- 2017 – Australia (Townsend)
- 2012 – Australia (Robinson)
- 2010 – Ireland (Robinson)
- 2002 – Wales (McGeechan)
- 1999 – France (Telfer)
- 1998 – Ireland (Telfer)
- 1996 – Wales (Telfer)
- 1996 – Ireland (Telfer)
There are two significant blemishes on Gregor Townsend’s record in the shape of away defeats to Fiji and the USA, making Toony the only one of these coaches with two losses to Tier 2 nations on his CV:
- 2018 – USA (Townsend)
- 2017 – Fiji (Townsend)
- 2013 – Samoa (Johnson)
- 2012 – Tonga (Robinson)
- 2002 – Canada (McGeechan)
- 1998 – Fiji (Telfer)
If Scotland had picked up the expected victories in those two fixtures then the current era would be running at a win rate of 60%.

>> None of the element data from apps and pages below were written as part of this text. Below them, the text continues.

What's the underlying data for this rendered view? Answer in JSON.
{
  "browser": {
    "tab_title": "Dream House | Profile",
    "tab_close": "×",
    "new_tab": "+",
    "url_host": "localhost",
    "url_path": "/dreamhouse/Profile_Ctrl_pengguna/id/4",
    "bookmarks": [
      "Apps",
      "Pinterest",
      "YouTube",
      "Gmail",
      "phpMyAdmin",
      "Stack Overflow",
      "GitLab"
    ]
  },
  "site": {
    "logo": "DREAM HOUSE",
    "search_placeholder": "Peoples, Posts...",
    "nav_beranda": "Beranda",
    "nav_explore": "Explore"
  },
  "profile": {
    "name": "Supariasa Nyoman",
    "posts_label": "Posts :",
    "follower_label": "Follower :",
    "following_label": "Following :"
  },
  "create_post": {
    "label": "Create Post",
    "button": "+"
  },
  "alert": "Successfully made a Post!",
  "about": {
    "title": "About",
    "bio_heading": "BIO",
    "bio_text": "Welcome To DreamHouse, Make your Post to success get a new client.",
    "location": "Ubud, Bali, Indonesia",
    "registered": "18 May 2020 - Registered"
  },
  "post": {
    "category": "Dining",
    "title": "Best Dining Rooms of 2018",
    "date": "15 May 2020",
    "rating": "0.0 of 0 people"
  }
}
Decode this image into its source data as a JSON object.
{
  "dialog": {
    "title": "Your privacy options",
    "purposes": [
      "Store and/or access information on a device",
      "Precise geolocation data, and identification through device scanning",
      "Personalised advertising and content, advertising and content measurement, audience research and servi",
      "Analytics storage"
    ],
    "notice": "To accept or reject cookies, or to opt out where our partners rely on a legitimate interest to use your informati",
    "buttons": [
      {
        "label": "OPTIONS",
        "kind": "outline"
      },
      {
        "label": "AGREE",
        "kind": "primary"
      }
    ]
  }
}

One of the big features of the Townsend era has been the acceleration in the rates of try scoring. With 3.4 scores per match, Toony’s nearly a try a game ahead of any other Scotland coach (Telfer – 2.5; Cotter – 2.4). Tries conceded have also increased with the modern game proving looser than the 2000s but in terms of try differential, the current Scotland setup is in a better place to outscore their opponents.

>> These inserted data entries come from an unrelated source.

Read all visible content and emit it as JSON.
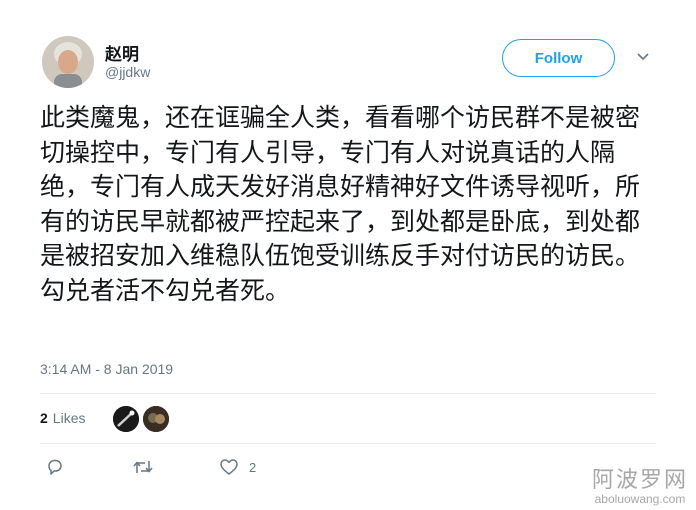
{
  "author": {
    "name": "赵明",
    "handle": "@jjdkw"
  },
  "follow_label": "Follow",
  "tweet": {
    "text": "此类魔鬼，还在诓骗全人类，看看哪个访民群不是被密切操控中，专门有人引导，专门有人对说真话的人隔绝，专门有人成天发好消息好精神好文件诱导视听，所有的访民早就都被严控起来了，到处都是卧底，到处都是被招安加入维稳队伍饱受训练反手对付访民的访民。勾兑者活不勾兑者死。",
    "timestamp": "3:14 AM - 8 Jan 2019"
  },
  "stats": {
    "likes_count": "2",
    "likes_label": "Likes"
  },
  "actions": {
    "like_count": "2"
  },
  "watermark": {
    "title": "阿波罗网",
    "url": "aboluowang.com"
  },
  "colors": {
    "accent": "#1da1f2",
    "muted": "#657786",
    "text": "#14171a"
  },
  "icons": [
    "chevron-down-icon",
    "reply-icon",
    "retweet-icon",
    "heart-icon"
  ]
}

Try differential (average tries scored per game – average tries conceded per game):
- Townsend +0.6
- Cotter +0.2
- McGeechan -0.2
- Hadden -0.4
- Telfer -0.6
- Robinson -0.8
- Johnson -1.1
- Williams -1.3**
Opportunities have been provided to a lot of players over the past 25 games with no less than 26 players making their Scotland debuts. That’s not actually wildly out of line with the ratio of new caps for other Scotland coaches though:
- Townsend – 1.04 new caps per game
- Cotter – 0.78 per game (28 in total)
- Johnson – 1.06 per game (17 in total)
- Robinson – 0.66 per game (23 in total)
- Hadden – 0.56 per game (24 in total)
- Williams – 0.82 per game (14 in total)
- McGeechan – 0.81 per game (35 in total)
- Telfer – 1.06 per game (38 in total)
* Tier 1 being the rest of the Six Nations (England, France, Ireland, Italy and Wales) and the 4 members of The Rugby Championship (Argentina, Australia, New Zealand and South Africa).
** It’s worth noting that this total is actually inflated by a 15 tries to 1 drubbing handed out by Scotland at McDiarmid Park in 2004 against what appeared to be a team of Japanese students! Williams’ try differential without this game would be -2.1 having seen his teams score just 22 five-pointers and concede 58 during his 16 other matches in charge.